Okay, the most famous insult from E.T. — which Elliot angrily throws at his brother, Michael — is easy enough to understand, an NSFW but acceptable-in-the-'80s homophobic remark that posits Michael has bad breath for a very particular and personal reason. A kid watching E.T. would interpret that the phrase is both impolite and crude, as it includes the word for male genitalia, and also because Elliot's mom gets very angry when Elliot says it at the dinner table. But that kid might not understand the "mechanics" of the epithet. 

Other insults in E.T. levied by kids — as kids are wont to do — make no sense at all. Only when one is an adult and has never heard those words outside of E.T. do they realize that they're meaningless hogwash. Notably, Michael's friend Greg (K.C. Martel) calls Elliot a "cintus supremus." That's the spelling according to the subtitles, but that...isn't anything. Perhaps it's a bit of fake Latin, an enduring insult-slang phenomenon best embodied by the old chestnut "dorkus malorkus."
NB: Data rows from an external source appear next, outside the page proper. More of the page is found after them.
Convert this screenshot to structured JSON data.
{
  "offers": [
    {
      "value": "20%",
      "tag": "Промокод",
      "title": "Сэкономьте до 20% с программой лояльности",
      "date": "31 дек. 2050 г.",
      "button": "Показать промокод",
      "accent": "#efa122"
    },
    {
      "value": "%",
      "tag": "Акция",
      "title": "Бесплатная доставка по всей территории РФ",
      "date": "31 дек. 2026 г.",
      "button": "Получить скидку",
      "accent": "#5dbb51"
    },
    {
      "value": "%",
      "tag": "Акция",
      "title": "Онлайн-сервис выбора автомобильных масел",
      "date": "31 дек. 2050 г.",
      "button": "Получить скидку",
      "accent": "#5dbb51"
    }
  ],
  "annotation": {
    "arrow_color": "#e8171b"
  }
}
Let's face it: E.T. is terrifying

Kids have fewer preconceived notions than adults about the world around them, which makes them often much more accepting and open-hearted to those that are different. At least, that's one theme of E.T. — the kids love the little guy straightaway, and most of the adults want to capture him, run tests on him, or kill him. Here's the deal, though: Adults have every reason to be suspicious and terrified of E.T. because E.T. is actually grotesque. If the average adult, acting on the developed instinct to protect themselves and their family, came across something in the woods that looked like an E.T., they wouldn't give it hugs and Reese's Pieces — they'd run away screaming or burn down the forest so as to kill the E.T. He's a shriveled, waddling mass with huge, dead glassy eyes, not to mention he's got a long, bony finger that lights up and a heart that glows. The only sounds he can manage are raspy grunts. E.T. is downright frightening.